Evidence of this selective herbivory can be found during drought periods as sprigs of dry, brown creosote leaves deposited around the periphery of shrubs after the less toxic twig portions have been eaten. What is the method the cottontail uses to discriminate toxic from safe portions? (Possible science project or thesis!)

This Creosote Bush (Larrea tridentata) was observed in Phoenix Mountain Preserve, Arizona, and is also hosted at Wikimedia where there are additional images of Cottontail Rabbits. The largest sprigs of dead, brown creosote leaves are at front center and off to the right.
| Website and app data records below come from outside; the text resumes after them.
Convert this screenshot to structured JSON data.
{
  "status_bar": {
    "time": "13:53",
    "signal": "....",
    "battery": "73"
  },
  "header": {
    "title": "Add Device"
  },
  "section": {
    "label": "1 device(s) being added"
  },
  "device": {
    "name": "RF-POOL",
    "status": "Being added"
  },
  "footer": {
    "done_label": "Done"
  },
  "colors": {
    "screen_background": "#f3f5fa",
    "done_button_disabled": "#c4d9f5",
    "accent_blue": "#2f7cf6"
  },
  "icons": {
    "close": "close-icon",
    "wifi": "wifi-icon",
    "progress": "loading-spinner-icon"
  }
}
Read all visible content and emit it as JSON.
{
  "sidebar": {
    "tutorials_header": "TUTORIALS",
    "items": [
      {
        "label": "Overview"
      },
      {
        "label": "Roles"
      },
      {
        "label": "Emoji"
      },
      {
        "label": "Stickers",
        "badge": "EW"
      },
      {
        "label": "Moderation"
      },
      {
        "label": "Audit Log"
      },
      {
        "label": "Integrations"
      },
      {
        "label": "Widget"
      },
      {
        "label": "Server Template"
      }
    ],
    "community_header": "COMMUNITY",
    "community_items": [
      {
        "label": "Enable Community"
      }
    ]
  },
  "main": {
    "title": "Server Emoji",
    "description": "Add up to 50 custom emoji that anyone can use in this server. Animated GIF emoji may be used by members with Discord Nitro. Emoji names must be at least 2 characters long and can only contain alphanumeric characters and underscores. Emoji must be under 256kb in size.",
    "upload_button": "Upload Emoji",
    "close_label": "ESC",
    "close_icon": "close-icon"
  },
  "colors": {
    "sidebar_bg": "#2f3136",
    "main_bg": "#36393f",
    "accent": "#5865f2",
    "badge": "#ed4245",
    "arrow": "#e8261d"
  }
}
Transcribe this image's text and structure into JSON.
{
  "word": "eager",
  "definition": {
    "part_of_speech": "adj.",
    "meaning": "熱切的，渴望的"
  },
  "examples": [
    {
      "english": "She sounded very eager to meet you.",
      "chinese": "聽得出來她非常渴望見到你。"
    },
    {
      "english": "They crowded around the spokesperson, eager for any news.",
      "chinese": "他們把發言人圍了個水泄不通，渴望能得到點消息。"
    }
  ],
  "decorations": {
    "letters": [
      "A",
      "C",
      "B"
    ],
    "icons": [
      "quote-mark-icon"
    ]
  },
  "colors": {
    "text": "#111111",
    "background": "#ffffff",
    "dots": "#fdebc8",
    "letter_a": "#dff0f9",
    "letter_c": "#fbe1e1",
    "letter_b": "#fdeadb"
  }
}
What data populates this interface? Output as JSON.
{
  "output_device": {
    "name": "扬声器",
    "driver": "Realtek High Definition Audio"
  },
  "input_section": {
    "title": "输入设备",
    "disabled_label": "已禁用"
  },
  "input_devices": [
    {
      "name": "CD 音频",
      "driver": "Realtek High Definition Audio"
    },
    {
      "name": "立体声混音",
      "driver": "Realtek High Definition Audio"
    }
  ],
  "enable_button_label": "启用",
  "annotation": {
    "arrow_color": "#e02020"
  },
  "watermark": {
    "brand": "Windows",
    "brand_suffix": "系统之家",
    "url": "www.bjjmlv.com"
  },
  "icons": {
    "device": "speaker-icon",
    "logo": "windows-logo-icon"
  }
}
They are the leftovers after the rabbits have eaten sections of stem with lower concentrations of toxic phytochemicals.

More Information/References:

Sonoran Desert Field Guide
Sonoran Desert Places
Sonoran Desert Naturalist Home Page


Copyright Michael J. Plagens, page created 3 Feb. 2002,
updated 24 Jan. 2021.